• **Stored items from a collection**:
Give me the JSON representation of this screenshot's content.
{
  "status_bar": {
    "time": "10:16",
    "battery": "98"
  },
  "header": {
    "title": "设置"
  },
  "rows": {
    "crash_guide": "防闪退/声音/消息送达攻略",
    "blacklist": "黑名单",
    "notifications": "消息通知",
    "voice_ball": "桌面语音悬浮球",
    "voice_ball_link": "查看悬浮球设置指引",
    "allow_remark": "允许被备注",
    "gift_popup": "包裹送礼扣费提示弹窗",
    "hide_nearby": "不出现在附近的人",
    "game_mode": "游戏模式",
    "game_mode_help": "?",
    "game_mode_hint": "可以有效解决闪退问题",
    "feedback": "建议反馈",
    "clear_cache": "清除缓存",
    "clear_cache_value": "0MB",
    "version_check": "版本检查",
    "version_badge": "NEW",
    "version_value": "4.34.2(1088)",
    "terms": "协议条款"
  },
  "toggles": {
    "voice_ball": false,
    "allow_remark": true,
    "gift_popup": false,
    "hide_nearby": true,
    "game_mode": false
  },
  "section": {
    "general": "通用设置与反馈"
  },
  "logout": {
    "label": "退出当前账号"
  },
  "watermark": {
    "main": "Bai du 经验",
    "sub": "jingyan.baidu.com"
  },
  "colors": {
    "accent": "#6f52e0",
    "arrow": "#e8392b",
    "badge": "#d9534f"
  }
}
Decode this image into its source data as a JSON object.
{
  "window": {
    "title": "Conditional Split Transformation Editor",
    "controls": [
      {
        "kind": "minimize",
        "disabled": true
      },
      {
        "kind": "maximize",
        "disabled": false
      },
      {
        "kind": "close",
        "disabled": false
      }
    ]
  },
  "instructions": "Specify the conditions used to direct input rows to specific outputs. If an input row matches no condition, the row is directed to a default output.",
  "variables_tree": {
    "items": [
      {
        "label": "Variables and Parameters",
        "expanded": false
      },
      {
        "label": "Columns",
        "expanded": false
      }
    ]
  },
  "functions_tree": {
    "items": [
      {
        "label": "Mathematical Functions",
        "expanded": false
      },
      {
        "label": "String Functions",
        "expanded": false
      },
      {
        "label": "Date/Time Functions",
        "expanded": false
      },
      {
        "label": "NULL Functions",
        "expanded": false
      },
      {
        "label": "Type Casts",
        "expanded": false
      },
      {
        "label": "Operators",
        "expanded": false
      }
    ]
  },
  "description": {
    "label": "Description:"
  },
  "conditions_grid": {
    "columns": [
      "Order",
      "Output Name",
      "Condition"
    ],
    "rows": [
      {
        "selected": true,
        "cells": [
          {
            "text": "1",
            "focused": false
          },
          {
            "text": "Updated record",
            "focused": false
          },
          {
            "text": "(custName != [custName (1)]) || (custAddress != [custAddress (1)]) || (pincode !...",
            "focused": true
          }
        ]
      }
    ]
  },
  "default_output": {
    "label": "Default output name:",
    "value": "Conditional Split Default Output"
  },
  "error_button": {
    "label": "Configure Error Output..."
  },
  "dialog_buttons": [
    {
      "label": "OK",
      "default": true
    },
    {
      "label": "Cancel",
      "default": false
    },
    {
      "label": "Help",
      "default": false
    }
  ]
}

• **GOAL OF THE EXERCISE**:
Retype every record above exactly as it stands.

• **YOUR RESPONSE**:
Give me the JSON representation of this screenshot's content.
{
  "status_bar": {
    "time": "10:16",
    "battery": "98"
  },
  "header": {
    "title": "设置"
  },
  "rows": {
    "crash_guide": "防闪退/声音/消息送达攻略",
    "blacklist": "黑名单",
    "notifications": "消息通知",
    "voice_ball": "桌面语音悬浮球",
    "voice_ball_link": "查看悬浮球设置指引",
    "allow_remark": "允许被备注",
    "gift_popup": "包裹送礼扣费提示弹窗",
    "hide_nearby": "不出现在附近的人",
    "game_mode": "游戏模式",
    "game_mode_help": "?",
    "game_mode_hint": "可以有效解决闪退问题",
    "feedback": "建议反馈",
    "clear_cache": "清除缓存",
    "clear_cache_value": "0MB",
    "version_check": "版本检查",
    "version_badge": "NEW",
    "version_value": "4.34.2(1088)",
    "terms": "协议条款"
  },
  "toggles": {
    "voice_ball": false,
    "allow_remark": true,
    "gift_popup": false,
    "hide_nearby": true,
    "game_mode": false
  },
  "section": {
    "general": "通用设置与反馈"
  },
  "logout": {
    "label": "退出当前账号"
  },
  "watermark": {
    "main": "Bai du 经验",
    "sub": "jingyan.baidu.com"
  },
  "colors": {
    "accent": "#6f52e0",
    "arrow": "#e8392b",
    "badge": "#d9534f"
  }
}
Decode this image into its source data as a JSON object.
{
  "window": {
    "title": "Conditional Split Transformation Editor",
    "controls": [
      {
        "kind": "minimize",
        "disabled": true
      },
      {
        "kind": "maximize",
        "disabled": false
      },
      {
        "kind": "close",
        "disabled": false
      }
    ]
  },
  "instructions": "Specify the conditions used to direct input rows to specific outputs. If an input row matches no condition, the row is directed to a default output.",
  "variables_tree": {
    "items": [
      {
        "label": "Variables and Parameters",
        "expanded": false
      },
      {
        "label": "Columns",
        "expanded": false
      }
    ]
  },
  "functions_tree": {
    "items": [
      {
        "label": "Mathematical Functions",
        "expanded": false
      },
      {
        "label": "String Functions",
        "expanded": false
      },
      {
        "label": "Date/Time Functions",
        "expanded": false
      },
      {
        "label": "NULL Functions",
        "expanded": false
      },
      {
        "label": "Type Casts",
        "expanded": false
      },
      {
        "label": "Operators",
        "expanded": false
      }
    ]
  },
  "description": {
    "label": "Description:"
  },
  "conditions_grid": {
    "columns": [
      "Order",
      "Output Name",
      "Condition"
    ],
    "rows": [
      {
        "selected": true,
        "cells": [
          {
            "text": "1",
            "focused": false
          },
          {
            "text": "Updated record",
            "focused": false
          },
          {
            "text": "(custName != [custName (1)]) || (custAddress != [custAddress (1)]) || (pincode !...",
            "focused": true
          }
        ]
      }
    ]
  },
  "default_output": {
    "label": "Default output name:",
    "value": "Conditional Split Default Output"
  },
  "error_button": {
    "label": "Configure Error Output..."
  },
  "dialog_buttons": [
    {
      "label": "OK",
      "default": true
    },
    {
      "label": "Cancel",
      "default": false
    },
    {
      "label": "Help",
      "default": false
    }
  ]
}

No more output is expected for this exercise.